The illusion of democratic socialist conservatives who were co-opted to support the Democratic Party in the recent election, instead of building up a democratic socialist "third party," is that despite Barack Obama being a liberal progressive, his pragmatism offered the possibility of advancing popular socialist conservative aspirations, by the workings of Obama's assumed political flexibility from a position of electoral strength.
The disdain of the deeper left democratic socialist conservatives who rejected Democratic Party co-optation, and saw only differences of appearance and not of substance between Obama's pragmatism and Romney's opportunism, led them to support the Green Party, or the Peace And Freedom Party, or to boycott the election.
Given the containment of the dominant popular preference on political economy, by an elite with an opposing political orientation, we can say that the United States is a nation of left conservatives under right progressives.
I wish to acknowledge Michael Neumann, professor of philosophy at Trent University at Ontario, Canada, who spurred my thinking on themes entwined in this essay.
If you find Manuel García's article and the work of the Swans collective
valuable, please consider
Feel free to insert a link to this work on your Web site or to disseminate its URL on your favorite lists, quoting the first paragraph or providing a summary. However, DO NOT steal, scavenge, or repost this work on the Web or any electronic media. Inlining, mirroring, and framing are expressly prohibited. Pulp re-publishing is welcome -- please contact the publisher. This material is copyrighted, © Manuel García, Jr. 2012. All rights reserved.
Have your say
Do you wish to share your opinion? We invite your comments. E-mail the Editor. Please include your full name, address and phone number (the city, state/country where you reside is paramount information). When/if we publish your opinion we will only include your name, city, state, and country.
About the Author

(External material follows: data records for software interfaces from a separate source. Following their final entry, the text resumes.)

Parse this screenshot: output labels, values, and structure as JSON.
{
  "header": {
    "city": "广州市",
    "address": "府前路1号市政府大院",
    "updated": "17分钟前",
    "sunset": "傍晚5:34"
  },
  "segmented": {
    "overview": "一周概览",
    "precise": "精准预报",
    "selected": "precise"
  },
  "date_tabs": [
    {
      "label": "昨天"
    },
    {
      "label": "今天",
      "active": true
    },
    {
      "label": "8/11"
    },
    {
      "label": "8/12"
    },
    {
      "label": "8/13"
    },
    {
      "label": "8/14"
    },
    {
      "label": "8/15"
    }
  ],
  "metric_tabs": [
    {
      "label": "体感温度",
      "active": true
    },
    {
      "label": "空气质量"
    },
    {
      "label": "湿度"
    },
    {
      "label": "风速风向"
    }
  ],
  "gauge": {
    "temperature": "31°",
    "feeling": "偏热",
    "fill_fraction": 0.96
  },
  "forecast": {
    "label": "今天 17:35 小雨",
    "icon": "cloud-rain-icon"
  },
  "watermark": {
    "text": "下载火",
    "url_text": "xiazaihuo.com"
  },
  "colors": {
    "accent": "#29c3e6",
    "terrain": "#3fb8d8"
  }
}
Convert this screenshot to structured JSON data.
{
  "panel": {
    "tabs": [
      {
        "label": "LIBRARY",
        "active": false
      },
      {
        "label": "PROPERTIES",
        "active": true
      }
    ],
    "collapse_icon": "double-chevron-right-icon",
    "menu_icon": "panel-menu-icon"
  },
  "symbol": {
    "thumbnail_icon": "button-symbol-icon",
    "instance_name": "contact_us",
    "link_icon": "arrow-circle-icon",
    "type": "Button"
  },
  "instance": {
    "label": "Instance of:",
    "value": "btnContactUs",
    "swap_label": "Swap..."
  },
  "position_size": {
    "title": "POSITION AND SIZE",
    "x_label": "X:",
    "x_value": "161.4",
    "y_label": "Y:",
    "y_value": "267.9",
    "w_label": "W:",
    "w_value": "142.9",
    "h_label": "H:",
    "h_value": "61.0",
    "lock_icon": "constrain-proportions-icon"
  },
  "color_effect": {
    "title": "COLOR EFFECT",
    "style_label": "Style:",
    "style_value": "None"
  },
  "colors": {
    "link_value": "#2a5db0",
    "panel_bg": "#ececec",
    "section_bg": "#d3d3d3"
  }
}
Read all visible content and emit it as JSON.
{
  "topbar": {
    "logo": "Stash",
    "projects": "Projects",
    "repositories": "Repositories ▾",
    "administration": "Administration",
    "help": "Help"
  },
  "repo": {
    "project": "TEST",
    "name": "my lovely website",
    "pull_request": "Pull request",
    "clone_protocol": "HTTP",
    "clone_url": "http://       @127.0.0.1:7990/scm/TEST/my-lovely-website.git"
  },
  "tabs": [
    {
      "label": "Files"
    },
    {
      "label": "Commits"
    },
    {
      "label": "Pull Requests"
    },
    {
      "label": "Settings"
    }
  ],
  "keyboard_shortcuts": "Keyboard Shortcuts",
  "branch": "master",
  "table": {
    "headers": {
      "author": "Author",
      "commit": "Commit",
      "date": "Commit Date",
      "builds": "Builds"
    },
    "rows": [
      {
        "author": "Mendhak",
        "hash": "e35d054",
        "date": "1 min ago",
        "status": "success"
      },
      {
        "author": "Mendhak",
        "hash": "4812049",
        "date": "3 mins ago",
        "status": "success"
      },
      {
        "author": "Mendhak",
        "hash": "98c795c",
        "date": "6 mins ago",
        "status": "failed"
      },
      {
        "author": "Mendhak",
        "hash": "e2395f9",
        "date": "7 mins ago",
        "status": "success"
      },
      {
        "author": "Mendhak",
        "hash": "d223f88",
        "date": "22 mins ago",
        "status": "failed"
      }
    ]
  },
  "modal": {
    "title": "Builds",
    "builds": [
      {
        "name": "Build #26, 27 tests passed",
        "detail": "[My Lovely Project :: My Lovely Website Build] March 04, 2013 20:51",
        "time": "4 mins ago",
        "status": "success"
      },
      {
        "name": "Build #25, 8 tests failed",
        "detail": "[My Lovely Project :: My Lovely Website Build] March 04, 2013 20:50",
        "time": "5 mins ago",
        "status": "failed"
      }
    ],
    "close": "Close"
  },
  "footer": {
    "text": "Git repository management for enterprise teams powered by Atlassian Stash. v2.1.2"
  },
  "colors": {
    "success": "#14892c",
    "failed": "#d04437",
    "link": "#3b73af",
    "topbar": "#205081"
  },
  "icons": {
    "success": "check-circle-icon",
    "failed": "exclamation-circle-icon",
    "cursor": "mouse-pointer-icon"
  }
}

Manuel García, Jr. on Swans. He is a native of the upper upper west side barrio of the 1950s near Riverside Park in Manhattan, New York City, and a graduate engineering physicist who specialized in the physics of fluids and electricity. He retired from a 29 year career as an experimental physicist with the Lawrence Livermore National Laboratory, the first fifteen years of which were spent in underground nuclear testing. An avid reader with a taste for classics, and interested in the physics of nature and how natural phenomena can impact human activity, he has long been interested in non-fiction writing with a problem-solving purpose. García loves music and studies it, and his non-technical thinking is heavily influenced by Buddhist and Jungian ideas. A father of both grown children and a school-age daughter, today García occupies himself primarily with managing his household and his young daughter's many educational activities. García's political writings are left wing and, along with his essays on science-and-society, they have appeared in a number of smaller Internet magazines since 2003, including Swans. Please visit his personal Blog at manuelgarciajr.wordpress.com. (back)